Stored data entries

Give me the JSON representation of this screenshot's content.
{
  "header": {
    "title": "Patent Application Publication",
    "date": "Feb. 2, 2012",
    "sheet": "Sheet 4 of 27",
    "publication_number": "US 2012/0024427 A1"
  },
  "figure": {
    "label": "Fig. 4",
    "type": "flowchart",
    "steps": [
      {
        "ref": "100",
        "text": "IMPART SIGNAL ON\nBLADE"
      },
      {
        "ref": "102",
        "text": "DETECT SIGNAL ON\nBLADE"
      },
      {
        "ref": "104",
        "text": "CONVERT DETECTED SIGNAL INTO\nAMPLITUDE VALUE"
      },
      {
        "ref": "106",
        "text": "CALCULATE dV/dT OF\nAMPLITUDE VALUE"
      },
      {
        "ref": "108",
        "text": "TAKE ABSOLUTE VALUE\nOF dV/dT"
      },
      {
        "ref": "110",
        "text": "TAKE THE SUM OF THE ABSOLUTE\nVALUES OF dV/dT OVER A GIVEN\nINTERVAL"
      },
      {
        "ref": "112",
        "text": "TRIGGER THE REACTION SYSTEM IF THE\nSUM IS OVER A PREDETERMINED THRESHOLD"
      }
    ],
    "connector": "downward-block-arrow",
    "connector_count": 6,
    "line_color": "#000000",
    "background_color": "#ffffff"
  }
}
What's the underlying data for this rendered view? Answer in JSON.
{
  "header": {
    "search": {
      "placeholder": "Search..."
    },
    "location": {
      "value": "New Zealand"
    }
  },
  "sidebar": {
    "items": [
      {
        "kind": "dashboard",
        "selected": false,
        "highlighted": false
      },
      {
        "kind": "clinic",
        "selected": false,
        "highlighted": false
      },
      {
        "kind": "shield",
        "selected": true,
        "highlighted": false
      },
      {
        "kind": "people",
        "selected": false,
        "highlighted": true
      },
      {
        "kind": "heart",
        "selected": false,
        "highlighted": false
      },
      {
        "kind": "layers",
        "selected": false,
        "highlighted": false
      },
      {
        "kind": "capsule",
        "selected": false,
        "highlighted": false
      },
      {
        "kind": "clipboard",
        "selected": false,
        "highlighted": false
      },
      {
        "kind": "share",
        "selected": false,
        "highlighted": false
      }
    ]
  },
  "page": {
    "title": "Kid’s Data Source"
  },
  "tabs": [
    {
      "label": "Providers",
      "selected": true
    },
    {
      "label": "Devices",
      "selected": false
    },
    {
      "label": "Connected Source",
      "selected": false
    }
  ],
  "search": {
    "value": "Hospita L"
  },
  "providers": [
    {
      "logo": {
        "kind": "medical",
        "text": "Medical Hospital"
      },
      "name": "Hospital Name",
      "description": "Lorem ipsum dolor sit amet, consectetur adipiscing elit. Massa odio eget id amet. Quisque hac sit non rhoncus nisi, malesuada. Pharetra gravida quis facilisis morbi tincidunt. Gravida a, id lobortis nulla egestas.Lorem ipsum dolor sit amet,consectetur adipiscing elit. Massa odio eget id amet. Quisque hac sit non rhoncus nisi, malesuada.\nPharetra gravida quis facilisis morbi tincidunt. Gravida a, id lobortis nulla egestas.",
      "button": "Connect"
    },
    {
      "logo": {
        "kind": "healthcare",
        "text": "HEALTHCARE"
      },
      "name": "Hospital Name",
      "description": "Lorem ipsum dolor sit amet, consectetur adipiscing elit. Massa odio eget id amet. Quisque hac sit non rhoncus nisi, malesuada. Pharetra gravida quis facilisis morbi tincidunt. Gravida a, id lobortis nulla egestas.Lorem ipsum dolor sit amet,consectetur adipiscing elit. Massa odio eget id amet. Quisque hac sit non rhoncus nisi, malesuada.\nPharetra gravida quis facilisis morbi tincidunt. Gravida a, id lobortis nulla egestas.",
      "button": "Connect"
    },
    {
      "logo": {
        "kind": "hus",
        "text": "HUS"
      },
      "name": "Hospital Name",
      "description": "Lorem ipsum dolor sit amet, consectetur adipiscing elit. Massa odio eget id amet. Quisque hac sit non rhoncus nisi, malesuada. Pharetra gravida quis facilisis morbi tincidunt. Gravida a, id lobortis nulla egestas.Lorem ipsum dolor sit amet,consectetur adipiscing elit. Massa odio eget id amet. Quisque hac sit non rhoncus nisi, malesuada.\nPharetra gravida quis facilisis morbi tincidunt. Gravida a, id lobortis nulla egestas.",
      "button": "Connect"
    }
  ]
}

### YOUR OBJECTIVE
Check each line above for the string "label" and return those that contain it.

### TASK RESPONSE
    "label": "Fig. 4",
      "label": "Providers",
      "label": "Devices",
      "label": "Connected Source",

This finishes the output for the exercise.